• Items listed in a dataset
--
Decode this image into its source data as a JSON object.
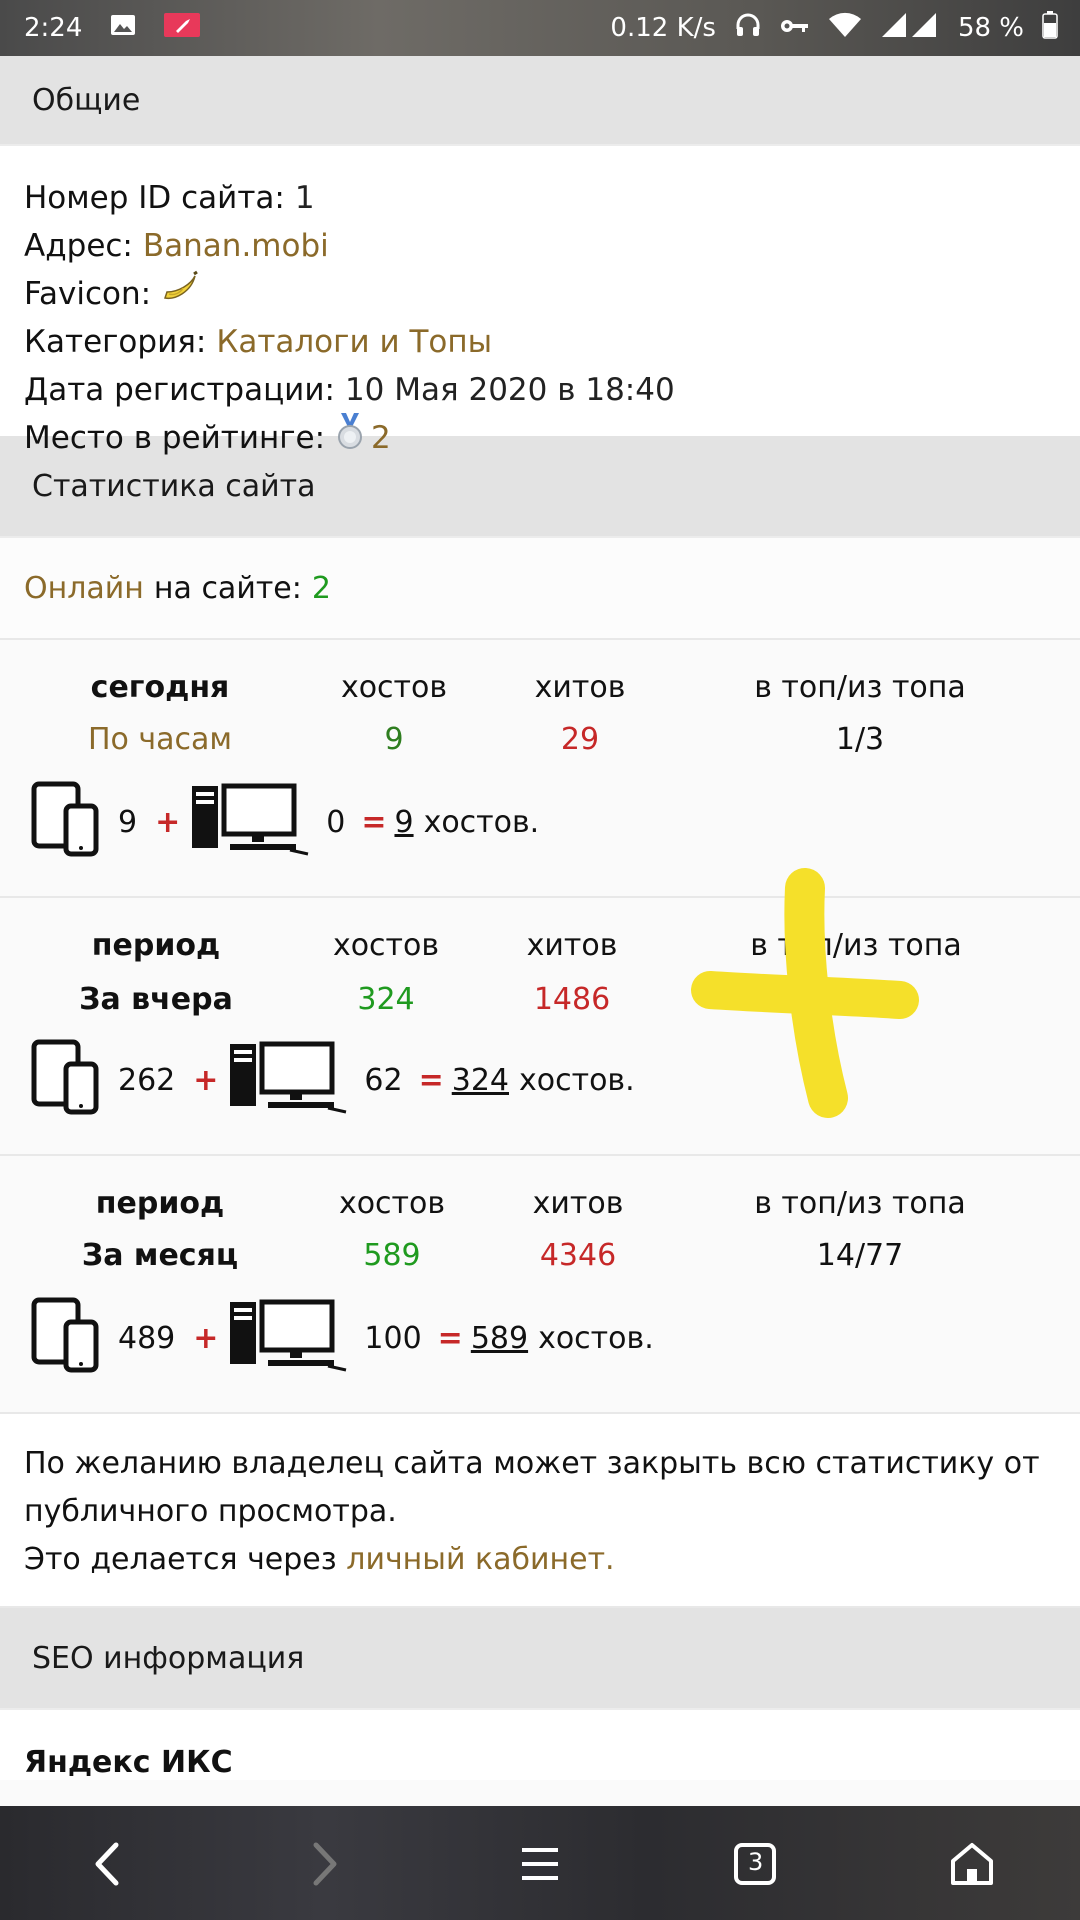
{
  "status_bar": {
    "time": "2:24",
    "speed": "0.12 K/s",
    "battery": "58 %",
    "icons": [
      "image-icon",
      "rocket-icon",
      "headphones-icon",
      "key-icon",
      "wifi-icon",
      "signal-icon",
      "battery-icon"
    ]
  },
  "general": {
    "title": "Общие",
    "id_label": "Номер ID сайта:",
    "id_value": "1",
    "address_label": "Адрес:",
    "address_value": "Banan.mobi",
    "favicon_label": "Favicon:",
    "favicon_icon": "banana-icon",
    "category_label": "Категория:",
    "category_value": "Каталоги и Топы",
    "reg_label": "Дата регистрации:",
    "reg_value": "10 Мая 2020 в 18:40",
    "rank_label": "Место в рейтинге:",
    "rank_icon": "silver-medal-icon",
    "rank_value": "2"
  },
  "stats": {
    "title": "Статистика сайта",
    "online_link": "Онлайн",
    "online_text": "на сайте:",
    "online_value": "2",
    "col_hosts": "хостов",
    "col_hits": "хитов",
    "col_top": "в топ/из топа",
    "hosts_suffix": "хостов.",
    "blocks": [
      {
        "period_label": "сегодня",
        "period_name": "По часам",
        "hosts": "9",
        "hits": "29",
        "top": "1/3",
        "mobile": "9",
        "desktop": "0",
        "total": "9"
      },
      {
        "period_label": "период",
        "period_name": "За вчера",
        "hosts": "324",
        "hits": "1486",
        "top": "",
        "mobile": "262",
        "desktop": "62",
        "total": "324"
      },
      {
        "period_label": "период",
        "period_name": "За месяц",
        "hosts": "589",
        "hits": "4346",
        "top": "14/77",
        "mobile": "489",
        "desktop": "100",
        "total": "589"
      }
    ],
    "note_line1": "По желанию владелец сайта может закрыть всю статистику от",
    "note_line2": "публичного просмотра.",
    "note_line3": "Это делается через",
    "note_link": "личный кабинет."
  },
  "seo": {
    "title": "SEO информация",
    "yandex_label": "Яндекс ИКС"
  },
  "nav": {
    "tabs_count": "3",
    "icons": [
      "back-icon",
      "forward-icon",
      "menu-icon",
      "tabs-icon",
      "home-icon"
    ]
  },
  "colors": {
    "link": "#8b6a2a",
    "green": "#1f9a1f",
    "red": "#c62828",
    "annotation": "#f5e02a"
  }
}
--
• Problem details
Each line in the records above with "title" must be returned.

• Solved problem
    "title": "Общие",
    "title": "Статистика сайта",
    "title": "SEO информация",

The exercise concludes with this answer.